How to Observe National Emo Day
Be your emo self or be emo for the day!
- Dress like an emo. Put on some tight pants and a band T-shirt. Dye your hair black and put on some eyeliner. Put on a studded belt and pierce your nose. Perhaps you can find some emo swag at Hot Topic.
- Attend an emo night.
- Watch a film such as Bastards of Young or The Last Scene.
- Read a book about emo such as Nothing Feels Good: Punk Rock, Teenagers, and Emo, From the Basement: A History of Emo Music and How It Changed Society, or Everybody Hurts: An Essential Guide to Emo Culture.
Above all, listen to some notable emo albums:
- Braid—Frame & Canvas.
- Cap'n Jazz—Shmap'n Shmazz.
- Dashboard Confessional—The Places You Have Come to Fear the Most, A Mark, A Mission, a Brand, a Scar, and Dusk and Summer.
- Fall Out Boy—From Under the Cork Tree.
- Further Seems Forever—The Moon is Down.
- The Get Up Kids—Something to Write Home About.
- Jawbreaker—24 Hour Revenge Therapy and Dear You.
- Jimmy Eat World—Static Prevails, Clarity, and Bleed American.
- The Juliana Theory—Understand This Is a Dream and Emotion is Dead.
- Mineral—The Power of Failing and EndSerenading.
- My Chemical Romance—Three Cheers for Sweet Revenge and The Black Parade.

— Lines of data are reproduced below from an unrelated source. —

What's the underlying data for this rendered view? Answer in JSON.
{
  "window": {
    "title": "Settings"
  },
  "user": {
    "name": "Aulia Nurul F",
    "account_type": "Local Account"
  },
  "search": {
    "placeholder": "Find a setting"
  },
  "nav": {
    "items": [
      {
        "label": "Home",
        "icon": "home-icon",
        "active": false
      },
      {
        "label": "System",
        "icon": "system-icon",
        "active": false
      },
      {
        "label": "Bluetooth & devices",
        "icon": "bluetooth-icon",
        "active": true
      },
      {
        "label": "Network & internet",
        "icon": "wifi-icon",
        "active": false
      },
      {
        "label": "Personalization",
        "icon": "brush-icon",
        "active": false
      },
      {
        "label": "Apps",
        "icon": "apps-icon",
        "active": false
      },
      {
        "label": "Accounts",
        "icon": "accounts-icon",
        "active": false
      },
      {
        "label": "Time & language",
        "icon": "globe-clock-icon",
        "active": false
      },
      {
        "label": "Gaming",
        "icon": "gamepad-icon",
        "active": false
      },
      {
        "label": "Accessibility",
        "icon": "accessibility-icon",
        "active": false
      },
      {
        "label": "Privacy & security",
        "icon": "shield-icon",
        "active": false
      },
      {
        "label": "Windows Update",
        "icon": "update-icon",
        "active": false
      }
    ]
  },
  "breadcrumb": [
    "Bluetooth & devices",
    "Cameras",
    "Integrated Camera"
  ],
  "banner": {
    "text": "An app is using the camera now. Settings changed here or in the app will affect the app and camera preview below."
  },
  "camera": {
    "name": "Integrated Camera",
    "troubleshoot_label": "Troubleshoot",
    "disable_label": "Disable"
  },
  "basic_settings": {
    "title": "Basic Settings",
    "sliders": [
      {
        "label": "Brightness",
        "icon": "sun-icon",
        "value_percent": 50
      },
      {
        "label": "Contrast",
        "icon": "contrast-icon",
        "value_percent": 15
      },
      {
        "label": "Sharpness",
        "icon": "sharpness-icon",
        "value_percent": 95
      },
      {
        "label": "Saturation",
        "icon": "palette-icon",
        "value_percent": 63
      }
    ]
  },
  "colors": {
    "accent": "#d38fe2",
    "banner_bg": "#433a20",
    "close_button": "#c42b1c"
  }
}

- Panic! At the Disco—A Fever You Can't Sweat Out.
- The Promise Ring—Nothing Feels Good.
- Rites of Spring—Rites of Spring.

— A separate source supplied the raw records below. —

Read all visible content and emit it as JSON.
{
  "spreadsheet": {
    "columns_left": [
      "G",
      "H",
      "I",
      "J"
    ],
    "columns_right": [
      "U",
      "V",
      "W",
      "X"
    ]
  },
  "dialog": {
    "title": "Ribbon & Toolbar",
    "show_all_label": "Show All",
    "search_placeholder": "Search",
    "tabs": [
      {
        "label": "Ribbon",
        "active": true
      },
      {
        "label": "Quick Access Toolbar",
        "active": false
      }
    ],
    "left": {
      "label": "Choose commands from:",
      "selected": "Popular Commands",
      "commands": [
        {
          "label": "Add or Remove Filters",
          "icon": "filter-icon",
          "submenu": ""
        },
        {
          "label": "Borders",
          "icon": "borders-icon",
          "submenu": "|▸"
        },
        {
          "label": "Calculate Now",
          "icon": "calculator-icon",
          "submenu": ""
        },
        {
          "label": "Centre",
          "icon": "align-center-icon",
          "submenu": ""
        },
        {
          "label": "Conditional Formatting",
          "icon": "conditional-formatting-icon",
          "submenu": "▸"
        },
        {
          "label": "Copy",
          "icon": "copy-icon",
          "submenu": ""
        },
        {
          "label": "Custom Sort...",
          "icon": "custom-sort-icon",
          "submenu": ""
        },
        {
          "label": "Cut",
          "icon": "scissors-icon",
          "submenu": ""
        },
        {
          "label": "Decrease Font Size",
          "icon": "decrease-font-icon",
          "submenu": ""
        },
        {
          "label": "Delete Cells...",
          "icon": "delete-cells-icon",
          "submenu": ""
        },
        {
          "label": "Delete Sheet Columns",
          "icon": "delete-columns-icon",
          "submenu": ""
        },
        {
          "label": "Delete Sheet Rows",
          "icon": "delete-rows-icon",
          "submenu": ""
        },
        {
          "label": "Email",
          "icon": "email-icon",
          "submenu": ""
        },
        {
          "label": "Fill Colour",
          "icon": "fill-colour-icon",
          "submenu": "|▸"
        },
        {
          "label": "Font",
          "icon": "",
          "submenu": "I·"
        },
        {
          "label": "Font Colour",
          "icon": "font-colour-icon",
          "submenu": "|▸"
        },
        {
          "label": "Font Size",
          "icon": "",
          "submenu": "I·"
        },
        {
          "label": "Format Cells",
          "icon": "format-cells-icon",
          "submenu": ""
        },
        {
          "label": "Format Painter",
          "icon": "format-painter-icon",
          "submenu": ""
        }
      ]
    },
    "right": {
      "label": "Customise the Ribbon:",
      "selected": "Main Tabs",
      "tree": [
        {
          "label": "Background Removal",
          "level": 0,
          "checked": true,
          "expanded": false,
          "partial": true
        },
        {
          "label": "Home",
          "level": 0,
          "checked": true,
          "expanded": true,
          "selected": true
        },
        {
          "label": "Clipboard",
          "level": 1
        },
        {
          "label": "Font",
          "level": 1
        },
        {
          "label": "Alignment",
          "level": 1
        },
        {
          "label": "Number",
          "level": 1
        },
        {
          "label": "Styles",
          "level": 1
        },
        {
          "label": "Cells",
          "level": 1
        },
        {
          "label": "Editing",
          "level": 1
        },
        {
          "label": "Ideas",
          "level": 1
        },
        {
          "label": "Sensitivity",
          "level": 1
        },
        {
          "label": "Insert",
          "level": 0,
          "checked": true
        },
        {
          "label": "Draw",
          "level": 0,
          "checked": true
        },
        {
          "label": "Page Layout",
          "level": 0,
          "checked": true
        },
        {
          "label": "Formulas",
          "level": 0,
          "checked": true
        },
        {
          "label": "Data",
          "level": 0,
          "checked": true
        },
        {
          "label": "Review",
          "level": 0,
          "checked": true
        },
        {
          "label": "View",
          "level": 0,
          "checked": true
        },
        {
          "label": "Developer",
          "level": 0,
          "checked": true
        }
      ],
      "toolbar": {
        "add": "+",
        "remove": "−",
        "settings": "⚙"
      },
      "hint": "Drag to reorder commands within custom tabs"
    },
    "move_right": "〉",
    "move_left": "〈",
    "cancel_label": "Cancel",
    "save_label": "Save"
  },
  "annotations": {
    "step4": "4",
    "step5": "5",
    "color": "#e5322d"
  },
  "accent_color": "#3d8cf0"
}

- Saves the Day—Through Being Cool and Stay What You Are.
- Senses Fail—Let It Enfold You.
- Sunny Day Real Estate—Diary.
- Taking Back Sunday— Tell All Your Friends, Where You Want to Be, and Louder Now.
- Texas is the Reason—Do You Know Who You Are?
- Thursday—Full Collapse and War All The Time.
- The Used—The Used and In Love and Death.
- Underoath—They're Only Chasing Safety and Define the Great Line.
- The Emo Diaries compilation.